- What items need replacement and which ones should be repaired or serviced.
- Items that are fine for now, however, they should be monitored closely.
What do Home Inspections Cover?
- Foundation (cracks and settling)
- Exterior Walls (siding, cracks, soil contact with the home)
- Roof (damage, poor installation, shingles, vents, gutters)
- Chimneys (cracks, blockage)
- Grading (yard slope and drainage)
- Garage or Carport (framing, ventilation, ingress and egress)
- Electrical (wiring, outlets, circuits, electrical panel)
- Plumbing (bath, shower, faucets, leaks, pipes, water pressure)
- Heating, Air Conditioning, and Ventilation (furnace, air conditioner, insulation, ducts, water heater)
- Windows (open & close, insulated)
- Kitchen Appliances (refrigerator, stove, dishwasher)
- Washer and Dryer (venting, exhaust system)
- Fire Safety (detectors)
- Bathrooms (leaks, ventilation, toilets)
- Attic (structure, openings, insulation)
- Basement (cracks, water damage, mold)
Hiring a Home Inspector
A buyer should only hire a home inspector that is qualified by training and experience to perform the required inspections. In some instances, there may be a need for additional experts to assist with a follow-up of issues noticed by the home inspector. Information concerning home inspectors can be found with the American Society of Home Inspectors, and the International Association of Certified Home Inspectors.

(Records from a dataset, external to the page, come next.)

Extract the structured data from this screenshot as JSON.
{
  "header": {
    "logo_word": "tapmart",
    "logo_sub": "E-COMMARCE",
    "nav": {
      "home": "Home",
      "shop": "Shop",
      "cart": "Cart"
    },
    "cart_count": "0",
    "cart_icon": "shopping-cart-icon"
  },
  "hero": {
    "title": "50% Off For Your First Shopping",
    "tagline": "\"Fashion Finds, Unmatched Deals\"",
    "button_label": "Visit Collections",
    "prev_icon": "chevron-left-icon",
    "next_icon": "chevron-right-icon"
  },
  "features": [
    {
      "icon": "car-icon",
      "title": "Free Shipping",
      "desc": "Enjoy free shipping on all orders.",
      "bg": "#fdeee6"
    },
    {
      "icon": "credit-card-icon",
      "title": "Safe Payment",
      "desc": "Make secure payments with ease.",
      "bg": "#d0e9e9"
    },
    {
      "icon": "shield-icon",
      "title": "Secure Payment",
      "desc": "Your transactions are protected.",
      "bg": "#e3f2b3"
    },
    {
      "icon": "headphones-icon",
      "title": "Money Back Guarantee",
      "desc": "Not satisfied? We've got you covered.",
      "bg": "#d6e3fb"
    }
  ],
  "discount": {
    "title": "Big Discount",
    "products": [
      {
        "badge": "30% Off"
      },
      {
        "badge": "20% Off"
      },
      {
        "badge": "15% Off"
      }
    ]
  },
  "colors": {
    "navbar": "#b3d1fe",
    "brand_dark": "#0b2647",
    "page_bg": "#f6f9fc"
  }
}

Since buying a home is usually a person’s largest investment in their lifetime, home inspections can help assure a buyer that they will not be surprised with any unexpected expensive repairs after they move in, as well as providing peace of mind that they are purchasing a safe and solid home.